How to complete this task: Return each record word for word and omit the pictures.

Supplied records:
====

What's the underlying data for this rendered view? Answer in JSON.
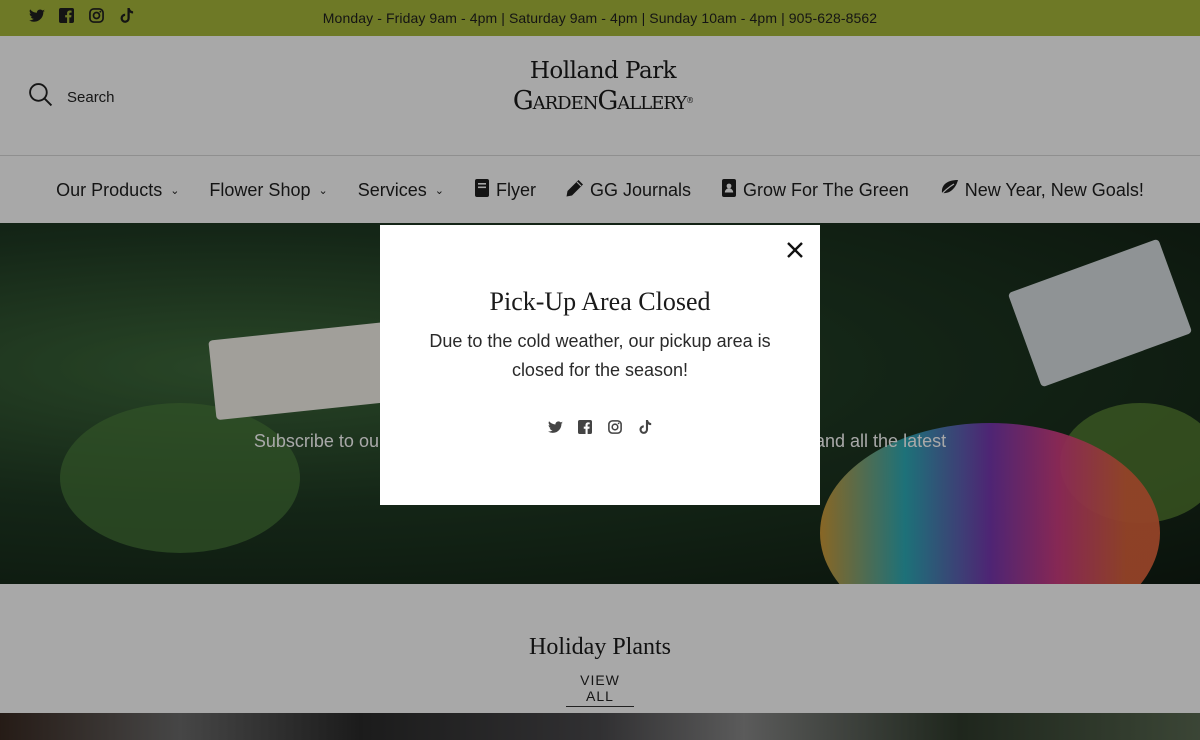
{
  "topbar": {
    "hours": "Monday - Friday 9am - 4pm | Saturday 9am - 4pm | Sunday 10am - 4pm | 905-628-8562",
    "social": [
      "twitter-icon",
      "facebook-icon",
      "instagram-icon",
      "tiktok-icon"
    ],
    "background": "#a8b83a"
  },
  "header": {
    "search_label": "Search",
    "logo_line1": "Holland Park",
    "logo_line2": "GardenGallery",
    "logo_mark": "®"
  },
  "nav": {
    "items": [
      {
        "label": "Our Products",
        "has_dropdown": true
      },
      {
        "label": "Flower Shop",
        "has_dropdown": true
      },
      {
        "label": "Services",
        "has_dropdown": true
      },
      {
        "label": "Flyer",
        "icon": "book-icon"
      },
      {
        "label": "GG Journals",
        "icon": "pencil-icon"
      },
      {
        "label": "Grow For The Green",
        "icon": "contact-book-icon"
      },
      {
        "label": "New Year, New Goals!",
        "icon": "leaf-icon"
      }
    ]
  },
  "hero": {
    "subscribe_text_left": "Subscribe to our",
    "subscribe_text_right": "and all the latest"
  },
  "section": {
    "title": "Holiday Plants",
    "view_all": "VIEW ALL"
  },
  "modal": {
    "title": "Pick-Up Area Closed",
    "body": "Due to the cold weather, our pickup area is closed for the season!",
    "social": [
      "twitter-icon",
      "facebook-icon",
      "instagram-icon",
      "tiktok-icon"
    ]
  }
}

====

Exercise response:
What's the underlying data for this rendered view? Answer in JSON.
{
  "topbar": {
    "hours": "Monday - Friday 9am - 4pm | Saturday 9am - 4pm | Sunday 10am - 4pm | 905-628-8562",
    "social": [
      "twitter-icon",
      "facebook-icon",
      "instagram-icon",
      "tiktok-icon"
    ],
    "background": "#a8b83a"
  },
  "header": {
    "search_label": "Search",
    "logo_line1": "Holland Park",
    "logo_line2": "GardenGallery",
    "logo_mark": "®"
  },
  "nav": {
    "items": [
      {
        "label": "Our Products",
        "has_dropdown": true
      },
      {
        "label": "Flower Shop",
        "has_dropdown": true
      },
      {
        "label": "Services",
        "has_dropdown": true
      },
      {
        "label": "Flyer",
        "icon": "book-icon"
      },
      {
        "label": "GG Journals",
        "icon": "pencil-icon"
      },
      {
        "label": "Grow For The Green",
        "icon": "contact-book-icon"
      },
      {
        "label": "New Year, New Goals!",
        "icon": "leaf-icon"
      }
    ]
  },
  "hero": {
    "subscribe_text_left": "Subscribe to our",
    "subscribe_text_right": "and all the latest"
  },
  "section": {
    "title": "Holiday Plants",
    "view_all": "VIEW ALL"
  },
  "modal": {
    "title": "Pick-Up Area Closed",
    "body": "Due to the cold weather, our pickup area is closed for the season!",
    "social": [
      "twitter-icon",
      "facebook-icon",
      "instagram-icon",
      "tiktok-icon"
    ]
  }
}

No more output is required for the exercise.